Hard cheese: upland pastoralism in the Italian Bronze and Iron Ages
Mark Pearce [+]
University of Nottingham

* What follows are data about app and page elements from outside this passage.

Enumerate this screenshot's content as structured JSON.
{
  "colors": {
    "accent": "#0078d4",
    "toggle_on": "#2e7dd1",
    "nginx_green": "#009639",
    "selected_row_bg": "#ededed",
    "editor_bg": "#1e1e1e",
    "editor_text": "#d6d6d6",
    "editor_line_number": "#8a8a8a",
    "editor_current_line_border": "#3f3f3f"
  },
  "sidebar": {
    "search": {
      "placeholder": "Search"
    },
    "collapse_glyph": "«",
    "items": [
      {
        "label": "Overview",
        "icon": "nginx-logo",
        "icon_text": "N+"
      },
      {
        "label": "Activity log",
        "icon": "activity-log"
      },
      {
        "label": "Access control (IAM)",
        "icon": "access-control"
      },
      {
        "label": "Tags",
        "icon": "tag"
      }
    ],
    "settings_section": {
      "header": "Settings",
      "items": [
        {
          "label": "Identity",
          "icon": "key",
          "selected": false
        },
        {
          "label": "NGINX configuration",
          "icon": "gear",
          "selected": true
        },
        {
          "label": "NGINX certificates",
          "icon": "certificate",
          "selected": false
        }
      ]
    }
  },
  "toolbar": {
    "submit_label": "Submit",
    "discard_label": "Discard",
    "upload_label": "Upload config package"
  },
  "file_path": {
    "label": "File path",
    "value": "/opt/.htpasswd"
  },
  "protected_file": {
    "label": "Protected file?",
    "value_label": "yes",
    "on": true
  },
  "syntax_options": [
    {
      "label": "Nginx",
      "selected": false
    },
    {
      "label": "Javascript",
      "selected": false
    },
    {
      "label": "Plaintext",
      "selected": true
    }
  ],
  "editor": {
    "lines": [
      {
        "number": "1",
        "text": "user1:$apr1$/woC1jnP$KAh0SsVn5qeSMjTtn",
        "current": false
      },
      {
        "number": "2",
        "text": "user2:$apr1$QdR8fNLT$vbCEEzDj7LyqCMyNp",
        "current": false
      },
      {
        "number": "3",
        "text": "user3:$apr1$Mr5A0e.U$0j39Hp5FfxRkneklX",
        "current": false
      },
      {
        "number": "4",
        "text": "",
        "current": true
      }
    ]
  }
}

By moving livestock to summer farms, fodder at the home base is saved but the milk and other animal products produced during the animals’ absence are no longer immediately available to those left at the home base. In this paper I shall explore the economic implications of the use of summer farms, in particular the effect on carrying capacity, on the number of livestock which can be over-wintered, and on the use of the milk produced while the animals are at the summer grazing lands. I then explore archaeological evidence from the Bronze and Iron Ages of the Italian uplands (Apennines and Alps). I argue that the production of hard cheese, which converts milk into an easily conservable and transportable commodity, is key to the expansion of summer farms in the Bronze Age of Italy. Cheese production is an essential part of models for the pastoral use of Mediterranean uplands in prehistory but it is commonly held that in the Alps the production of hard cheese only begins in the Middle Ages. I examine the literary and archaeological evidence for the prehistoric production of hard cheese and argue that its production in prehistory is the most parsimonious explanation for the summer use of high mountain pastures and thus for the origins of the Alpwirtschaft economy in the southern Alps.